On this court, at least, the oral arguments on same-sex marriage suggested a gender gap more than a generational one. While Roberts and a sour-looking Justice Samuel Alito looked for neck-high rubber gloves to touch the merits of the case, Justice Ruth Bader Ginsburg, 80, calmly waded in and invoked the suffering DOMA wreaks on real people. The 1,100 federal laws affected by DOMA, she said, “touch every aspect of life. Your partner is sick. Social Security. I mean, it’s pervasive.” In a now-famous remark, Ginsburg called marriage without federal benefits “skim milk marriage.”
When attorney Paul Clement argued that DOMA gives “uniformity” to marriage law — and therefore has a constitutionally magic “rational basis” for staying on the books — Kagan got impatient. The uniformity, she said, is that the Feds have always recognized state marriages, whatever their flavor, at least until DOMA.
“Do we really think that Congress was doing this for uniformity reasons, or do we think that Congress’ judgment was infected by dislike, by fear, by animus and so forth?” Kagan asked.
Despite what Sean Varsho tweeted about keeping compassion outside the Court and law inside, the Supreme Court’s three female Justices — no strangers to pervasive discrimination — seemed to cling to the idea that there is a relation between the two.
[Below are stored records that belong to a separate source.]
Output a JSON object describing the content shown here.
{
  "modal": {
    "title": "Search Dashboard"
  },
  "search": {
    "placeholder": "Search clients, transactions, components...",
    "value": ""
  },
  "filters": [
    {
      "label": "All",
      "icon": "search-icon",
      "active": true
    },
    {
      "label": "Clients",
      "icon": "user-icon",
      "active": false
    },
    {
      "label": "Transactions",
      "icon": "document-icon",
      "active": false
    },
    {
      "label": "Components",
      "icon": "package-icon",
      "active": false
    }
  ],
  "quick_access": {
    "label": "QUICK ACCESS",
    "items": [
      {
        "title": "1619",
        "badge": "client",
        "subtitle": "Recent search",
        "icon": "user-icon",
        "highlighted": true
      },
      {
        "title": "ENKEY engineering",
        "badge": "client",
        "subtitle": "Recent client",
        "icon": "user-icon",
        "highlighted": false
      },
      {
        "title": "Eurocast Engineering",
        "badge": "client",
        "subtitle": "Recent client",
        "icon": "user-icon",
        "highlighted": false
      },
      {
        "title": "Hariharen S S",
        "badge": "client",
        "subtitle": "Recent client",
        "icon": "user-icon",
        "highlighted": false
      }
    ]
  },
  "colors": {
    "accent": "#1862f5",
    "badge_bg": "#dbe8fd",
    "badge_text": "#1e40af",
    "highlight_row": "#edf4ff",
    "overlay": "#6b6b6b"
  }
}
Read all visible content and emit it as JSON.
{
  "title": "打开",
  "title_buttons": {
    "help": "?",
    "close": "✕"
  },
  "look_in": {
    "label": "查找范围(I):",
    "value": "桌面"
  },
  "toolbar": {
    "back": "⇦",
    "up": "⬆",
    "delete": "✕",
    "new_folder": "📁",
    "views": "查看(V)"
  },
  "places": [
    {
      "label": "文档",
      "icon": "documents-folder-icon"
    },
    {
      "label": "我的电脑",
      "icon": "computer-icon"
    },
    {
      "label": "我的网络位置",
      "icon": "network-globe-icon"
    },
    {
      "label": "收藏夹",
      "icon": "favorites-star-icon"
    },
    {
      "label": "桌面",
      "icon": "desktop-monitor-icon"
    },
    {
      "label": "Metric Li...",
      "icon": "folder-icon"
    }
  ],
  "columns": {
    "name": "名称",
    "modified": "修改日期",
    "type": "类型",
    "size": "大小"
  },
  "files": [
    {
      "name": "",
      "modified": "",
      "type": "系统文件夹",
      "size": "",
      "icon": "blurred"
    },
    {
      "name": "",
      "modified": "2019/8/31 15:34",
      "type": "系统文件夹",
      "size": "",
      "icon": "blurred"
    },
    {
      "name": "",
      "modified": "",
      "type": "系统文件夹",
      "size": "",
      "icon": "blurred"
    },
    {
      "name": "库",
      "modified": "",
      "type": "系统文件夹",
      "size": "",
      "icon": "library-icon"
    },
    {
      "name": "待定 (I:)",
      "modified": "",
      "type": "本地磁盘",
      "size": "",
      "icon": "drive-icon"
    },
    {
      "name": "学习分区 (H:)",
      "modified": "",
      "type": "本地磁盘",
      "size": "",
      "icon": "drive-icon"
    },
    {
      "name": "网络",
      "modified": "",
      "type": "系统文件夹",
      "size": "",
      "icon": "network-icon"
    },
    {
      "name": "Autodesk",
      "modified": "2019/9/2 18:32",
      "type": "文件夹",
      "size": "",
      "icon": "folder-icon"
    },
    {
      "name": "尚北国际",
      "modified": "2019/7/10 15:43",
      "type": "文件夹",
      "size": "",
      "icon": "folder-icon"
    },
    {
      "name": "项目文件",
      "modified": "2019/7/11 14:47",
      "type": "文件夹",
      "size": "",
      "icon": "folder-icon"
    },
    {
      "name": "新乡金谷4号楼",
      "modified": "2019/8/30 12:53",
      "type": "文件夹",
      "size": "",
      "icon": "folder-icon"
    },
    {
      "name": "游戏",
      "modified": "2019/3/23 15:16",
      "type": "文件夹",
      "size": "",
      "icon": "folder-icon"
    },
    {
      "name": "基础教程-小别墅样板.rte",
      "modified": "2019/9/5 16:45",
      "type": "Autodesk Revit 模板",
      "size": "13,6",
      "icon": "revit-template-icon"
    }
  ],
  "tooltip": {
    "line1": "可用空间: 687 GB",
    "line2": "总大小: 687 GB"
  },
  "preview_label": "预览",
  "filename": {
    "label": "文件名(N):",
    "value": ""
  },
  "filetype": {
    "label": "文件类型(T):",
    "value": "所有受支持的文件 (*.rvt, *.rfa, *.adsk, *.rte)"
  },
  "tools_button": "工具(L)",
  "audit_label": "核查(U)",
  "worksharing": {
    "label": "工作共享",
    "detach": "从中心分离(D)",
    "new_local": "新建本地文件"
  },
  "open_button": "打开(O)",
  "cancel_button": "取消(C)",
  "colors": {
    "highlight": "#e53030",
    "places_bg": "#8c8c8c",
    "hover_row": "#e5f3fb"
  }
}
So did Breyer. Add Kennedy’s concerns about federal encroachment on the states’ marriage-defining turf, and you have the likely demise of DOMA.
But it’s far from a foregone conclusion. (The decision is expected in June.) The Supreme Court men’s club, with the exception of Breyer, didn’t seem the least bit bothered by cutting same-sex couples out of 1,100 federal laws. Quite the opposite, in fact. The air sucked out of the courtroom when, late in the morning, Roberts indulged in a digression about the “politically powerful” gay lobby. Whatever happens to DOMA, it seems we haven’t seen the last of that strange jiu-jitsu by which straight white males (Justice Clarence Thomas gets an honorary pass) manage to look beleaguered, even while sitting on the highest court in the land.
“As far as I can tell, political figures are falling over themselves to endorse your side of the case,” Roberts told Windsor’s lawyer, Roberta Kaplan, as if an inexplicable fad had swept the land and a raft of members of Congress, senators and an ex-president had started wearing their underwear on the outside, instead of exercising the courage of their convictions.